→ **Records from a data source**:
((

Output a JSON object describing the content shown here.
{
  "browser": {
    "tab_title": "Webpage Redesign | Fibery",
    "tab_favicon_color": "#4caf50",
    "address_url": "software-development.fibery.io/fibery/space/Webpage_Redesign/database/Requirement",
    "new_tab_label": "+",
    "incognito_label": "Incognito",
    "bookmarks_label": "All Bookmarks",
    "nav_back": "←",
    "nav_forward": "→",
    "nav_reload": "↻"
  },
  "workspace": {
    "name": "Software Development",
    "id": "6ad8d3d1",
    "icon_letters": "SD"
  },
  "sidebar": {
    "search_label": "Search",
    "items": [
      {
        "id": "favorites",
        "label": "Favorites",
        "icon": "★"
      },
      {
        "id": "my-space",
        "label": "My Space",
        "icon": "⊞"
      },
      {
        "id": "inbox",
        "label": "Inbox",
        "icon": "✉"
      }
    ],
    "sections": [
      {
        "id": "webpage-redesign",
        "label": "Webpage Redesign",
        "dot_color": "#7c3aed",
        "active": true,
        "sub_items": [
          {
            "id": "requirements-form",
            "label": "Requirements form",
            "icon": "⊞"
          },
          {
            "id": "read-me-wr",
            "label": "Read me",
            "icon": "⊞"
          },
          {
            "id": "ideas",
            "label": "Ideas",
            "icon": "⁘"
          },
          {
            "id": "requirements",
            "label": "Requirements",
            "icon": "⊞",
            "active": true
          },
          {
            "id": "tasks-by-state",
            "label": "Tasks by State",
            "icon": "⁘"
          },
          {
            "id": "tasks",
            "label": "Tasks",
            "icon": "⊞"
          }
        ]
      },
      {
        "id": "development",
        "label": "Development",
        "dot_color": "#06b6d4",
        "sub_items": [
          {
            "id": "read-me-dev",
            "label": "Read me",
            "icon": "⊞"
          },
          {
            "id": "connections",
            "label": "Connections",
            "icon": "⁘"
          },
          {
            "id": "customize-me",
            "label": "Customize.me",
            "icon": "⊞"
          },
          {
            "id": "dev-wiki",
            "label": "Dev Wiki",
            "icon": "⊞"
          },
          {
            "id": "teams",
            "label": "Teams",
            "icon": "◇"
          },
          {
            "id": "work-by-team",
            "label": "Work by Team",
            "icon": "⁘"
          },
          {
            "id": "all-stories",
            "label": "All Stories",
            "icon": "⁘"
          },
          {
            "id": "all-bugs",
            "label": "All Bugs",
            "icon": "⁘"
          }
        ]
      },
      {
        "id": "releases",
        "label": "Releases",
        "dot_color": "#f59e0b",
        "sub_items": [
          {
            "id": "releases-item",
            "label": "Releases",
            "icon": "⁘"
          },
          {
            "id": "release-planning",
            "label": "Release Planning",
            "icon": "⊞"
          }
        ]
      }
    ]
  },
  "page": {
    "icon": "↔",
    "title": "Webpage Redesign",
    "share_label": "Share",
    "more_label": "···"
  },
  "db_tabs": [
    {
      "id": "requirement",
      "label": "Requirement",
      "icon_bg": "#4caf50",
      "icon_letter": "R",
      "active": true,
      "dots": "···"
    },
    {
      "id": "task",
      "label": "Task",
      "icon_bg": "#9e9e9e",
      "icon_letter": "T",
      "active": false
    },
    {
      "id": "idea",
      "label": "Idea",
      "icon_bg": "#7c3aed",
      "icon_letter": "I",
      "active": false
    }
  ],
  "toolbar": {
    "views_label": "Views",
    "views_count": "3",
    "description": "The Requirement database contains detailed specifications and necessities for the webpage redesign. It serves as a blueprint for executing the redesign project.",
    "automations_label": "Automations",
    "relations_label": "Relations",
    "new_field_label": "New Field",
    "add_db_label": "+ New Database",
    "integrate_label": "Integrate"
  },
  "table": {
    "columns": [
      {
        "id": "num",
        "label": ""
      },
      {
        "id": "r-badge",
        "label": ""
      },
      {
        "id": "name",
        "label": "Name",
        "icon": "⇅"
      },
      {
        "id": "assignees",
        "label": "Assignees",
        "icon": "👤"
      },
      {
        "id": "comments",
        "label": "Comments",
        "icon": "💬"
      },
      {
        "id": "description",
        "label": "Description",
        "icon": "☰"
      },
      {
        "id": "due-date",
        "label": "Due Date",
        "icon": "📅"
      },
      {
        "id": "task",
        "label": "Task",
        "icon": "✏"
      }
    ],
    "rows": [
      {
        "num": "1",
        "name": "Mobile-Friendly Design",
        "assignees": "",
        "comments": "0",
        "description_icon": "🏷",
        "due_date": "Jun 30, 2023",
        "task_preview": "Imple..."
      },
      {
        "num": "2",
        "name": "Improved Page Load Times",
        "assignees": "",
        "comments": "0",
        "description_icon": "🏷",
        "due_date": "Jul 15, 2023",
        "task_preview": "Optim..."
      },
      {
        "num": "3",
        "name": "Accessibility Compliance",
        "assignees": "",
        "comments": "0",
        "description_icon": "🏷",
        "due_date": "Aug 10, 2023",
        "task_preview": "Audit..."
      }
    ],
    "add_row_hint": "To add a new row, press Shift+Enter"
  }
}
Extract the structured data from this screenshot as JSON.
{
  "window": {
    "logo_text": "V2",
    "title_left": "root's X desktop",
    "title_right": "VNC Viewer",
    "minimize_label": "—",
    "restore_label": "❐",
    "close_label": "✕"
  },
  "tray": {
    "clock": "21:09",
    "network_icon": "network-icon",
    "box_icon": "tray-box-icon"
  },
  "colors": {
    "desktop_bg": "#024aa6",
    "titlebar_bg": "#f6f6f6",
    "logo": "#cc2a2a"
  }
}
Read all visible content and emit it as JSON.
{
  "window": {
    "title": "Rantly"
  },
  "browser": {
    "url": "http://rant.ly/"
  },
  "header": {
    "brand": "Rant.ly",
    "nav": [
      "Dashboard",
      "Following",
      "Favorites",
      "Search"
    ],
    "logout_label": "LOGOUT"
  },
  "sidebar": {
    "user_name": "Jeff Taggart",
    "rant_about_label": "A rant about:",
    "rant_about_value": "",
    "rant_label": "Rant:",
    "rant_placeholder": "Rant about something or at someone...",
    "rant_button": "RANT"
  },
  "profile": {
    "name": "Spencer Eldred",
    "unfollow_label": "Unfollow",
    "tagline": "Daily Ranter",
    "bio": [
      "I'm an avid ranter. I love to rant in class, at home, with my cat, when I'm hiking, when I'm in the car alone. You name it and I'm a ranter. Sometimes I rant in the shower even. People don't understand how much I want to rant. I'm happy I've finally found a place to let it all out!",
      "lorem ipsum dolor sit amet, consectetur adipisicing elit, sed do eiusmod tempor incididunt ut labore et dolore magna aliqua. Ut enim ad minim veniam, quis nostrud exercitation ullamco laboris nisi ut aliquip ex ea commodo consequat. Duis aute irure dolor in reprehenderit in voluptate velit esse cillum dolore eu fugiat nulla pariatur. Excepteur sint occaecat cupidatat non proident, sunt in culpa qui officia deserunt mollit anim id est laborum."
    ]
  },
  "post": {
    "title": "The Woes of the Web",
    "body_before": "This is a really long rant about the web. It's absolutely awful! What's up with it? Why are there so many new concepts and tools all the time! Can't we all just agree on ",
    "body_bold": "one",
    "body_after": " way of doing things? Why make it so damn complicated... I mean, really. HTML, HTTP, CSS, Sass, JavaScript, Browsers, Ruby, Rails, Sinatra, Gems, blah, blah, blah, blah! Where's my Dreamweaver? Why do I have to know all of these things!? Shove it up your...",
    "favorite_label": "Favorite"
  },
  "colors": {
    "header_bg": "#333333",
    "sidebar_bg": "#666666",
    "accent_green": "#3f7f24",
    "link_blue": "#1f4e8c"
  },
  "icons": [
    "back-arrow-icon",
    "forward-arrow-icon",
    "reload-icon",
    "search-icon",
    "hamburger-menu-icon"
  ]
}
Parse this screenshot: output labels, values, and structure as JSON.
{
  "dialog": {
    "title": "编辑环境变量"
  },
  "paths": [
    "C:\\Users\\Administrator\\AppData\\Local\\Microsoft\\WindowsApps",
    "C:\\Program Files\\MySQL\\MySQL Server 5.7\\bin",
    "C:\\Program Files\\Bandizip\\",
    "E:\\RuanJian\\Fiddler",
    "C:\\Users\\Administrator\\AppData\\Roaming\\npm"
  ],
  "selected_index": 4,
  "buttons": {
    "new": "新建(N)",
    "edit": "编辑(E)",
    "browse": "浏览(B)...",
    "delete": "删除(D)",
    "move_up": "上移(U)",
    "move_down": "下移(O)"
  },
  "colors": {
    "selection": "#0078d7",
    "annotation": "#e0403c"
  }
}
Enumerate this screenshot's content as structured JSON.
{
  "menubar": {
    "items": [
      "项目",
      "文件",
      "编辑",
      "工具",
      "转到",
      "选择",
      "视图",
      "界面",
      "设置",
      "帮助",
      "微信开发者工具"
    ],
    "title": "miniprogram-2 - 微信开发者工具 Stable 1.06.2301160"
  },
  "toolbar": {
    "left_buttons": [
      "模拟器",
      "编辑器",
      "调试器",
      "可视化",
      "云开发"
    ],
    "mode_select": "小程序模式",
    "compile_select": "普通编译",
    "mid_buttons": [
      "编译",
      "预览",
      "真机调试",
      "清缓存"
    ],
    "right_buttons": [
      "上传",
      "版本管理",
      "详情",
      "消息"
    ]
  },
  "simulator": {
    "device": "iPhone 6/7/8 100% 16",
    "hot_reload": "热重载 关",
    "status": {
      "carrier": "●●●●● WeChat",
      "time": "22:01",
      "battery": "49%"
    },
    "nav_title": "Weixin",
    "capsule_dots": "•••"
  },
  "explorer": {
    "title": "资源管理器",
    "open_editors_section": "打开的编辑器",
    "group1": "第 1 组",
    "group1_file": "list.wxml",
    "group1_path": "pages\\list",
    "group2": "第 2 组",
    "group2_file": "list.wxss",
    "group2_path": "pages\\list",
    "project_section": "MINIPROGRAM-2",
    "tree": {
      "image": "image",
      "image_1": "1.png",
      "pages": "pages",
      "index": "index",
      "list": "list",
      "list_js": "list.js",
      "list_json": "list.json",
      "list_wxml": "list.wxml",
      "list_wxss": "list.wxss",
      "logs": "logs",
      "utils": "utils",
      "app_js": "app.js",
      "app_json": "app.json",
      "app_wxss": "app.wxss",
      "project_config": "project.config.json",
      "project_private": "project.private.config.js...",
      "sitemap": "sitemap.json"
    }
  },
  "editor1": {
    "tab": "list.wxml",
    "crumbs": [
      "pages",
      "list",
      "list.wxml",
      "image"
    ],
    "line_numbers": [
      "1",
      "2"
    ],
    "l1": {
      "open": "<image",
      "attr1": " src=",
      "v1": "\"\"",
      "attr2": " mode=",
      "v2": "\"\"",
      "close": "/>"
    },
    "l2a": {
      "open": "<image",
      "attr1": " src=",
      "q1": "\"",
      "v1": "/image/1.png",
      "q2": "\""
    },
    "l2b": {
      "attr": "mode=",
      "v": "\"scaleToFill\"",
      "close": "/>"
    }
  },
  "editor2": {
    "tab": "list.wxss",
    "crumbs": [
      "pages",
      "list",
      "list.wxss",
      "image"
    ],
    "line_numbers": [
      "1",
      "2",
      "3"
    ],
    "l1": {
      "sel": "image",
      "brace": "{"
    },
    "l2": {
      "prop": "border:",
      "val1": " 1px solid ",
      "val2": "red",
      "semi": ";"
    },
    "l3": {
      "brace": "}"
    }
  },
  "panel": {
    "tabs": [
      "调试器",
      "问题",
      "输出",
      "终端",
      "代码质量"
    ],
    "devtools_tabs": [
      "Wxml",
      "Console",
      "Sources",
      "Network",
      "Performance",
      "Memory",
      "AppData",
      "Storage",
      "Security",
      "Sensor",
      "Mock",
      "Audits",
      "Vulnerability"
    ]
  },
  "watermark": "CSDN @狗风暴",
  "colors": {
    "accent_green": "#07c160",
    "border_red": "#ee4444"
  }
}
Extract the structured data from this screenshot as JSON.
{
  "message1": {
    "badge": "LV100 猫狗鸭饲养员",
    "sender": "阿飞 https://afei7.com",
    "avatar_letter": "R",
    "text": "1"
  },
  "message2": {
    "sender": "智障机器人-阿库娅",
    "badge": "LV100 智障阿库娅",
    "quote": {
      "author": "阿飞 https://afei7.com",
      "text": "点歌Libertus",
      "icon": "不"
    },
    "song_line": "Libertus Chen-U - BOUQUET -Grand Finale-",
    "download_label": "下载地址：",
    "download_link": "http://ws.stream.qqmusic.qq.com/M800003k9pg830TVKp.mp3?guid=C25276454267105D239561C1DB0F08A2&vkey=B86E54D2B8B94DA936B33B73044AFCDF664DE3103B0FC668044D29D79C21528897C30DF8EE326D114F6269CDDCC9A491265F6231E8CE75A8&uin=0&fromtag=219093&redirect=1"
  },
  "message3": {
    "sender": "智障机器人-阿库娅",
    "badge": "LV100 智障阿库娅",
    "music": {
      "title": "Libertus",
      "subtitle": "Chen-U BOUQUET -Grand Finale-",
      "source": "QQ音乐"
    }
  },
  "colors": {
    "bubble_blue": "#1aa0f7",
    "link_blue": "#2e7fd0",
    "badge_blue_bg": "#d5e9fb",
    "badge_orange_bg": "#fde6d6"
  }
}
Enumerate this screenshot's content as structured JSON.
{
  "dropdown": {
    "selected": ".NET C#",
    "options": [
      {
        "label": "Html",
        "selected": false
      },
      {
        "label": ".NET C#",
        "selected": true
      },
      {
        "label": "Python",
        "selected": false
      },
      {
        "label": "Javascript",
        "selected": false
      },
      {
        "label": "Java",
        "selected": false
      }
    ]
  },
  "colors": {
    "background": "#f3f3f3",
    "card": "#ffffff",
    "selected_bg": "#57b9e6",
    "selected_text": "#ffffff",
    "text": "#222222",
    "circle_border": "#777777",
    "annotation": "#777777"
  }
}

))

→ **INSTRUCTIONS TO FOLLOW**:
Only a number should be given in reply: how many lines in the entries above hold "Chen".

→ **WRITTEN ANSWER**:
2